"Dazzled by so many and such marvelous inventions, the people of Macondo ... became indignant over the living images that the prosperous merchant Bruno Crespi projected in the theater with the lion-head ticket windows, for a character who had died and was buried in one film and for whose misfortune tears had been shed would reappear alive and transformed into an Arab in the next one. The audience, who had paid two cents apiece to share the difficulties of the actors, would not tolerate that outlandish fraud and they broke up the seats. The mayor, at the urging of Bruno Crespi, explained in a proclamation that the cinema was a machine of illusions that did not merit the emotional outbursts of the audience. With that discouraging explanation many ... decided not to return to the movies, considering that they already had too many troubles of their own to weep over the acted-out misfortunes of imaginary beings."
--Gabriel García Márquez, One Hundred Years of Solitude

Sunday, October 18, 2015

The Blot (Lois Weber, 1921)

Louis Calhern and Claire Windsor in The Blot (Lois Weber, 1921)
One of the prolific and once-celebrated Lois Weber's few surviving films, The Blot makes me wish that there were many more. The IMDb credits her with 137 titles, almost all of which seem to be lost. She had a reputation for "message" films, and The Blot is no exception: It was apparently inspired by articles in Literary Digest that denounced the poor payment of teachers and clergymen as a "blot" on our civilization; we even see excerpts from the articles on-screen near the end of the film. As unpromising as that sounds, Weber (who co-wrote the screenplay with Marion Orth) uses humor and deft characterization to make her case. She focuses on Professor Griggs (Philip Hubbard) and his wife (Margaret McWade) and pretty daughter, Amelia (Claire Windsor), who are just barely scraping by on his salary plus some extra money he makes by tutoring and that Amelia brings in from a job at the library. But they also have next-door neighbors, the Olsens, who are prosperous middle-class types from the money he earns making shoes; Mrs. Olsen snubs the Griggses, thinking them stuck-up, but their son, Peter, is smitten with Amelia. So is Phil West (Louis Calhern), one of Prof. Griggs's students. Phil is a rich young playboy whose father is on the board of trustees of the college at which Griggs teaches. Another suitor for Amelia is the Rev. Gates, a young minister.

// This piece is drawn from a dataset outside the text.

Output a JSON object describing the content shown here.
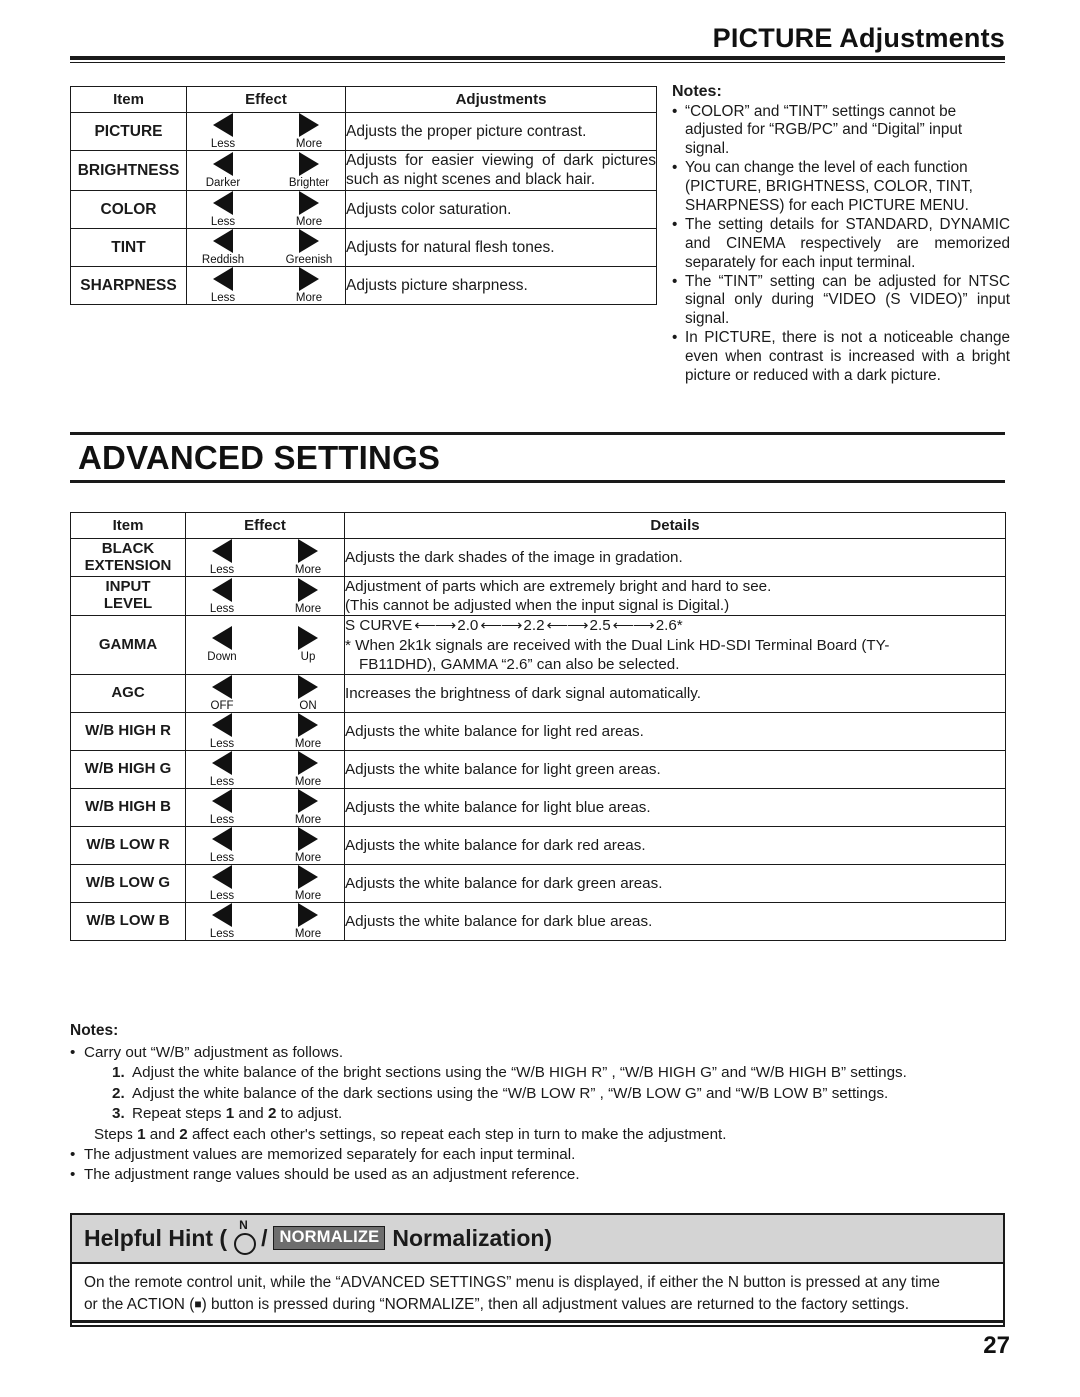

Weber skillfully interplays all of these characters in ways that are sometimes comic, sometimes heart-tugging. The effect is almost novelistic: I kept thinking of Booth Tarkington's  dated but still effective books as I watched it. Moreover, after the story crisis is resolved Weber doesn't give us a pat ending: We still don't know which of the several suitors Amelia will wind up with. An extra delight for me was seeing one of my favorite character actors from the '30s, '40s, and '50s, Calhern, as a romantic leading man. Though it's clear that his magnificent nose is going to doom him to character parts, he makes a credible go of it as a young swain -- he was only 26 at the time.